(Collected data)

============================================================

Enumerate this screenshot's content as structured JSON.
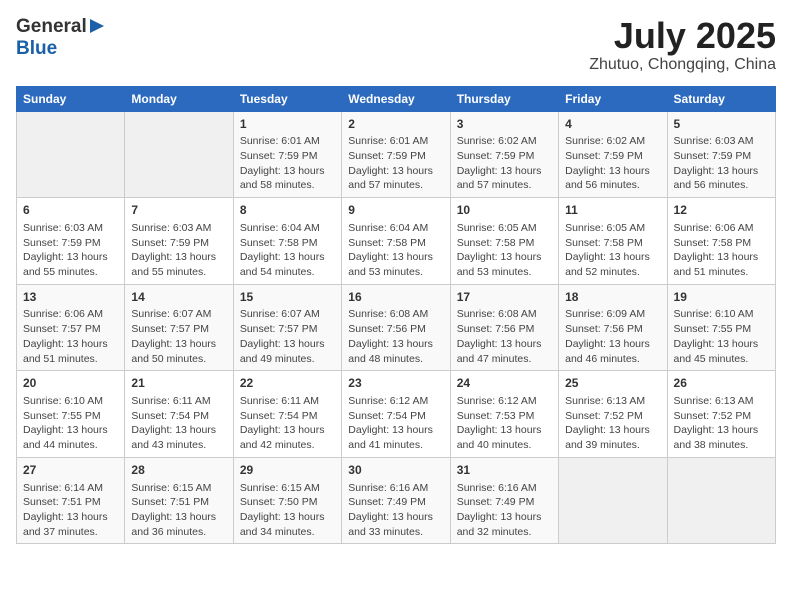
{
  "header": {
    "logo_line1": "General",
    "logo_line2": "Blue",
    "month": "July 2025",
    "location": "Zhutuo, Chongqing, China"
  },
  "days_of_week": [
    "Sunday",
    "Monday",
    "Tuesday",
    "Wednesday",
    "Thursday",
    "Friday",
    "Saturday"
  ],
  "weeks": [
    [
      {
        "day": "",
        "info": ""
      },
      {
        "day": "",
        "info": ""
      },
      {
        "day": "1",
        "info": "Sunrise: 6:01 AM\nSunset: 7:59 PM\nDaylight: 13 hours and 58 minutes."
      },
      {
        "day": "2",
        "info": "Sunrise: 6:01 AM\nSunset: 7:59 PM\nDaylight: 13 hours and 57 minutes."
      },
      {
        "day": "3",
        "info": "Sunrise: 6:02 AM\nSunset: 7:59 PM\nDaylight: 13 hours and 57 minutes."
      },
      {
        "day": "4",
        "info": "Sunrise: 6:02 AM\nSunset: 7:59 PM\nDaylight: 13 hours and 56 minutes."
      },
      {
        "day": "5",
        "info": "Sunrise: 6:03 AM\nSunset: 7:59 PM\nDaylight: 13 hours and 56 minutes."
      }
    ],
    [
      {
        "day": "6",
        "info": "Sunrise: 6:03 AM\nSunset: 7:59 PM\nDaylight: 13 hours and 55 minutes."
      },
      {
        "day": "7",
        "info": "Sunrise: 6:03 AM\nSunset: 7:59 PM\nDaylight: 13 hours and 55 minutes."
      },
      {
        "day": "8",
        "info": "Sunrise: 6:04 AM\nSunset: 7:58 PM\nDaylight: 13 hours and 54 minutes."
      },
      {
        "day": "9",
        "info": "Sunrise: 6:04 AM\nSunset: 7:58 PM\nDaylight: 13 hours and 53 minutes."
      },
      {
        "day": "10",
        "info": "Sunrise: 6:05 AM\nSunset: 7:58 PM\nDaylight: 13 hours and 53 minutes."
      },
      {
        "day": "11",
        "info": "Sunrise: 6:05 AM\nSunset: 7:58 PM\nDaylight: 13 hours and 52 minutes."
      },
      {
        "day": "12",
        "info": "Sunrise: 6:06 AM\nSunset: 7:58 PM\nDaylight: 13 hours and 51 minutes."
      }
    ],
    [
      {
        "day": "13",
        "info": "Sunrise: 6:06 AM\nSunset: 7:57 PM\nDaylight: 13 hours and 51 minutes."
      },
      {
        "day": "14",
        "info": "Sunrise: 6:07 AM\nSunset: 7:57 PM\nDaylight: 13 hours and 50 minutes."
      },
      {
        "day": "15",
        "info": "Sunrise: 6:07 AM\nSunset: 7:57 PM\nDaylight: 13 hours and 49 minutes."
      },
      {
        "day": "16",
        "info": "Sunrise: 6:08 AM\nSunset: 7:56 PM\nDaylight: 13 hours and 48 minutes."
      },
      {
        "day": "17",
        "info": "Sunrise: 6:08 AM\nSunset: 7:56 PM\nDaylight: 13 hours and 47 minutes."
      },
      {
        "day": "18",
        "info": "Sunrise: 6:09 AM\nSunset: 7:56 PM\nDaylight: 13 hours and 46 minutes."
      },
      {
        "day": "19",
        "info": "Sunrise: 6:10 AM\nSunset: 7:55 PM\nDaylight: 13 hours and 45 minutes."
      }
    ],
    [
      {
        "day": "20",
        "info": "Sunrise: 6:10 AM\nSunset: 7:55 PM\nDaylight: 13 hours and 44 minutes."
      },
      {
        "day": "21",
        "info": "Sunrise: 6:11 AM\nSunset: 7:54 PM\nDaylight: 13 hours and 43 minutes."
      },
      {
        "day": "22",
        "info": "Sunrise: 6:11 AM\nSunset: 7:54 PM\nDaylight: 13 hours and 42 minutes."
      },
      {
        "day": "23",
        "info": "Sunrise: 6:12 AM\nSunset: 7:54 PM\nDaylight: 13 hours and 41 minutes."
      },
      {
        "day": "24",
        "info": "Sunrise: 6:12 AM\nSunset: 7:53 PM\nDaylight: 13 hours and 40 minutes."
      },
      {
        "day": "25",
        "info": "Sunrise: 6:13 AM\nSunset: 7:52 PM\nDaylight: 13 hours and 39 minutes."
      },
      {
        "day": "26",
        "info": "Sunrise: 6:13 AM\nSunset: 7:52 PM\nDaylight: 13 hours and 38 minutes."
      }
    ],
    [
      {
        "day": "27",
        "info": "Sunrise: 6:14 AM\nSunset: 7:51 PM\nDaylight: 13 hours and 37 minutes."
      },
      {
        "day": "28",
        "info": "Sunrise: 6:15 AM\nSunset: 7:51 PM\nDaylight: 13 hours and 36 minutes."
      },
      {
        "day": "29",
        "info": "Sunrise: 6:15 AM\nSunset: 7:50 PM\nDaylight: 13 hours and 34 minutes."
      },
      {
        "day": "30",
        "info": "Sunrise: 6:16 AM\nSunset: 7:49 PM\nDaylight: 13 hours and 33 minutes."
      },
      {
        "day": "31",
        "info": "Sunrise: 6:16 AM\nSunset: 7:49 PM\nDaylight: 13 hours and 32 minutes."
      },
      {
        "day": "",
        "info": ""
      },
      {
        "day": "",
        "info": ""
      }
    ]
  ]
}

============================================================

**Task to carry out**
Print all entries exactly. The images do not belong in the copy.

**Written answer**
Enumerate this screenshot's content as structured JSON.
{
  "header": {
    "logo_line1": "General",
    "logo_line2": "Blue",
    "month": "July 2025",
    "location": "Zhutuo, Chongqing, China"
  },
  "days_of_week": [
    "Sunday",
    "Monday",
    "Tuesday",
    "Wednesday",
    "Thursday",
    "Friday",
    "Saturday"
  ],
  "weeks": [
    [
      {
        "day": "",
        "info": ""
      },
      {
        "day": "",
        "info": ""
      },
      {
        "day": "1",
        "info": "Sunrise: 6:01 AM\nSunset: 7:59 PM\nDaylight: 13 hours and 58 minutes."
      },
      {
        "day": "2",
        "info": "Sunrise: 6:01 AM\nSunset: 7:59 PM\nDaylight: 13 hours and 57 minutes."
      },
      {
        "day": "3",
        "info": "Sunrise: 6:02 AM\nSunset: 7:59 PM\nDaylight: 13 hours and 57 minutes."
      },
      {
        "day": "4",
        "info": "Sunrise: 6:02 AM\nSunset: 7:59 PM\nDaylight: 13 hours and 56 minutes."
      },
      {
        "day": "5",
        "info": "Sunrise: 6:03 AM\nSunset: 7:59 PM\nDaylight: 13 hours and 56 minutes."
      }
    ],
    [
      {
        "day": "6",
        "info": "Sunrise: 6:03 AM\nSunset: 7:59 PM\nDaylight: 13 hours and 55 minutes."
      },
      {
        "day": "7",
        "info": "Sunrise: 6:03 AM\nSunset: 7:59 PM\nDaylight: 13 hours and 55 minutes."
      },
      {
        "day": "8",
        "info": "Sunrise: 6:04 AM\nSunset: 7:58 PM\nDaylight: 13 hours and 54 minutes."
      },
      {
        "day": "9",
        "info": "Sunrise: 6:04 AM\nSunset: 7:58 PM\nDaylight: 13 hours and 53 minutes."
      },
      {
        "day": "10",
        "info": "Sunrise: 6:05 AM\nSunset: 7:58 PM\nDaylight: 13 hours and 53 minutes."
      },
      {
        "day": "11",
        "info": "Sunrise: 6:05 AM\nSunset: 7:58 PM\nDaylight: 13 hours and 52 minutes."
      },
      {
        "day": "12",
        "info": "Sunrise: 6:06 AM\nSunset: 7:58 PM\nDaylight: 13 hours and 51 minutes."
      }
    ],
    [
      {
        "day": "13",
        "info": "Sunrise: 6:06 AM\nSunset: 7:57 PM\nDaylight: 13 hours and 51 minutes."
      },
      {
        "day": "14",
        "info": "Sunrise: 6:07 AM\nSunset: 7:57 PM\nDaylight: 13 hours and 50 minutes."
      },
      {
        "day": "15",
        "info": "Sunrise: 6:07 AM\nSunset: 7:57 PM\nDaylight: 13 hours and 49 minutes."
      },
      {
        "day": "16",
        "info": "Sunrise: 6:08 AM\nSunset: 7:56 PM\nDaylight: 13 hours and 48 minutes."
      },
      {
        "day": "17",
        "info": "Sunrise: 6:08 AM\nSunset: 7:56 PM\nDaylight: 13 hours and 47 minutes."
      },
      {
        "day": "18",
        "info": "Sunrise: 6:09 AM\nSunset: 7:56 PM\nDaylight: 13 hours and 46 minutes."
      },
      {
        "day": "19",
        "info": "Sunrise: 6:10 AM\nSunset: 7:55 PM\nDaylight: 13 hours and 45 minutes."
      }
    ],
    [
      {
        "day": "20",
        "info": "Sunrise: 6:10 AM\nSunset: 7:55 PM\nDaylight: 13 hours and 44 minutes."
      },
      {
        "day": "21",
        "info": "Sunrise: 6:11 AM\nSunset: 7:54 PM\nDaylight: 13 hours and 43 minutes."
      },
      {
        "day": "22",
        "info": "Sunrise: 6:11 AM\nSunset: 7:54 PM\nDaylight: 13 hours and 42 minutes."
      },
      {
        "day": "23",
        "info": "Sunrise: 6:12 AM\nSunset: 7:54 PM\nDaylight: 13 hours and 41 minutes."
      },
      {
        "day": "24",
        "info": "Sunrise: 6:12 AM\nSunset: 7:53 PM\nDaylight: 13 hours and 40 minutes."
      },
      {
        "day": "25",
        "info": "Sunrise: 6:13 AM\nSunset: 7:52 PM\nDaylight: 13 hours and 39 minutes."
      },
      {
        "day": "26",
        "info": "Sunrise: 6:13 AM\nSunset: 7:52 PM\nDaylight: 13 hours and 38 minutes."
      }
    ],
    [
      {
        "day": "27",
        "info": "Sunrise: 6:14 AM\nSunset: 7:51 PM\nDaylight: 13 hours and 37 minutes."
      },
      {
        "day": "28",
        "info": "Sunrise: 6:15 AM\nSunset: 7:51 PM\nDaylight: 13 hours and 36 minutes."
      },
      {
        "day": "29",
        "info": "Sunrise: 6:15 AM\nSunset: 7:50 PM\nDaylight: 13 hours and 34 minutes."
      },
      {
        "day": "30",
        "info": "Sunrise: 6:16 AM\nSunset: 7:49 PM\nDaylight: 13 hours and 33 minutes."
      },
      {
        "day": "31",
        "info": "Sunrise: 6:16 AM\nSunset: 7:49 PM\nDaylight: 13 hours and 32 minutes."
      },
      {
        "day": "",
        "info": ""
      },
      {
        "day": "",
        "info": ""
      }
    ]
  ]
}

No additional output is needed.